evil. Augustine’s belief in Manichaeism prompted Monica,
his mother, not to allow his entrance into the family’s house.
Even with her actions, she continued praying and hoping
that Augustine would find the Lord. After he ended his
studies in Carthage, he became a teacher and was
constantly on the move throughout Northern Africa.
Augustine stopped teaching and moved to Milan where he
gained the position of Public Orator. In Milan, Augustine
met Ambrose, the Bishop of Milan. Augustine grew to love
Ambrose’s allegorical interpretations of the Bible and this
led to his appreciation and new understanding of the
Scripture. He also studied and learned to appreciate
Plato’s works and started linking a lot of his works into the
meaning and messages in the Bible. Augustine’s family,
including his mother, joined him in Milan. Her constant
prayers for his conversion to Christianity and the strict
ethical demands of Ambrose made Augustine’s
appreciation of Plato’s work grew deeper. It made him no
choice, but to convert to Christianity. On Easter Sunday of
387 CE in Milan, Augustine along with his son and his
friend, Alypius, were baptized by Ambrose.
After Augustine’s mother passed away, he traveled
throughout the Roman Empire. He wrote many of his
books on theology along the way. He had no aspirations of
priesthood, but through a mere chance visit at Hippo in
Africa; the bishop Valerius needed a parish priest.
Augustine appeared to be the best candidate, and in 391
CE, he was ordained. Augustine’s model for his ministry
was St. Paul and he found St. Paul as a mentor. In Hippo,
he set up a monastery for the sake of training new priests.
With Augustine’s many contributions to Hippo, Bishop
Valerius requested Augustine to become his Co-adjutire.
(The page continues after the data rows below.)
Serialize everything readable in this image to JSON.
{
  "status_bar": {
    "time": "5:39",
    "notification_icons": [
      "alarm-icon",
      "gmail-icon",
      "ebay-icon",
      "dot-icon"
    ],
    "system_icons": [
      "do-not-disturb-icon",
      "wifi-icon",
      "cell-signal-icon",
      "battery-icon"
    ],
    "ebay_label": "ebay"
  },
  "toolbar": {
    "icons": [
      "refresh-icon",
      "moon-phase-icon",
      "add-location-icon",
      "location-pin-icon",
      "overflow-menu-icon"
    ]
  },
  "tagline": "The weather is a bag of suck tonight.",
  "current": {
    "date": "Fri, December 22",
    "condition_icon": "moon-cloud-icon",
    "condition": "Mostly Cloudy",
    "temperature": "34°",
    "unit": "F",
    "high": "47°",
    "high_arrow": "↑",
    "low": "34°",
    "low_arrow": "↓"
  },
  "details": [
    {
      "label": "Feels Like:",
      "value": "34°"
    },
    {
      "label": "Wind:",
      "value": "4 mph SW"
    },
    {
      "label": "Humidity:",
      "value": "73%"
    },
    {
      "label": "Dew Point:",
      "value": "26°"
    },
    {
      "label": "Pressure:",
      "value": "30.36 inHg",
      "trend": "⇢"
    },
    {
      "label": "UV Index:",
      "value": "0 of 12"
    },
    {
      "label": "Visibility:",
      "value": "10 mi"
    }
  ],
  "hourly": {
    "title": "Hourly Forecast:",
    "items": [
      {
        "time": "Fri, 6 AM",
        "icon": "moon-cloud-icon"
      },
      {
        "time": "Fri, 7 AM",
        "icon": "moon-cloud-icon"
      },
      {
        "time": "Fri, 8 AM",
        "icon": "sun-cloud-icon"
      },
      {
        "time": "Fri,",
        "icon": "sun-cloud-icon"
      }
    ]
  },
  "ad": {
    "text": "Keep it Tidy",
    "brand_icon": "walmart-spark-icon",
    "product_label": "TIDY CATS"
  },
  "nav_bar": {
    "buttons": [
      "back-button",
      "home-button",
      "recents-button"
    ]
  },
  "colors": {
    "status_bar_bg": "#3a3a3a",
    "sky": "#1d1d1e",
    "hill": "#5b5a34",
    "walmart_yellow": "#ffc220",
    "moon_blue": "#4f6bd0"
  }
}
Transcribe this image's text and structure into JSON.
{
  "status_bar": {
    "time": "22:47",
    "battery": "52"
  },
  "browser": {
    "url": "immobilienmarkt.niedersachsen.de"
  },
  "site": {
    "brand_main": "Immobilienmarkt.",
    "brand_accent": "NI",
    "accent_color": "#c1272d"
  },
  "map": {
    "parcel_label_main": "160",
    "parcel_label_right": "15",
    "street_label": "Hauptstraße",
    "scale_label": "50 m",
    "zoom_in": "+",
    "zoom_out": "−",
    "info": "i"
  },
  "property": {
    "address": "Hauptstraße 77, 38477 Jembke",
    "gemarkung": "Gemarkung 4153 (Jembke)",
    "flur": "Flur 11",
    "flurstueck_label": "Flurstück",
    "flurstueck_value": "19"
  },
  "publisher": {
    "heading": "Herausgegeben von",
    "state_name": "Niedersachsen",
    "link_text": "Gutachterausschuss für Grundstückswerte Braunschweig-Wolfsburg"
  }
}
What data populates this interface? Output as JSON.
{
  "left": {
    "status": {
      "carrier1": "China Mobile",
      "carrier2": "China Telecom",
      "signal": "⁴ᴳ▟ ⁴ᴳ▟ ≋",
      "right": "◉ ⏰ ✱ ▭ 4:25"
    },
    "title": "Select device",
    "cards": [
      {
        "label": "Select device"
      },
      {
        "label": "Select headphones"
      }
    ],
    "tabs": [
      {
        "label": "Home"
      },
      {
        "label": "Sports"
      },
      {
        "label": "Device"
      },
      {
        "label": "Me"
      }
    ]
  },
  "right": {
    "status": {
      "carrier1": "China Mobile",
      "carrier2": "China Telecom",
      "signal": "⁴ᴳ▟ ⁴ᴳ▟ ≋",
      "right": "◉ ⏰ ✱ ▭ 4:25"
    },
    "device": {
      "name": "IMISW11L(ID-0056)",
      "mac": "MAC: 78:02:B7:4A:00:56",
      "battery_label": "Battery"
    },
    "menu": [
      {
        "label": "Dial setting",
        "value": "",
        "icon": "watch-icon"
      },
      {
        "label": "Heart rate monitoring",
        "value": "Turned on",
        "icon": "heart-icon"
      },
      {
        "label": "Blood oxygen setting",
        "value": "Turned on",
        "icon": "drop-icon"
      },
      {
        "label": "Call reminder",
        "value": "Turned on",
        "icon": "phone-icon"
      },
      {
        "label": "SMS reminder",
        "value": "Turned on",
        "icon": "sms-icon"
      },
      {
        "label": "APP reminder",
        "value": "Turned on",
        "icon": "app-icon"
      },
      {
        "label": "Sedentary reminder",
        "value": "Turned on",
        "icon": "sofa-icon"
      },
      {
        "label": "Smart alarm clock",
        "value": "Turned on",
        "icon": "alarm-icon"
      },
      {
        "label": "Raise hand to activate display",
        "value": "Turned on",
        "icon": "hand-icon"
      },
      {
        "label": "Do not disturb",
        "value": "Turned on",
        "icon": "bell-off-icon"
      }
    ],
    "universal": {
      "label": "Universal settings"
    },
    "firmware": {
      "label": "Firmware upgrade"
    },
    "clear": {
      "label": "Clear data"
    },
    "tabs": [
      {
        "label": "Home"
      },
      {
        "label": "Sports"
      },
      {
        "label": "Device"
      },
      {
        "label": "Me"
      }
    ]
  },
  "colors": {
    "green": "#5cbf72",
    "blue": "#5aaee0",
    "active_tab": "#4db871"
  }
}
A
year later, Valerius passed away and Augustine became the
Bishop of Hippo.
While Augustine was bishop, he wrote some of his greatest
works, which still survive today. The first of these is
Confessions, where he...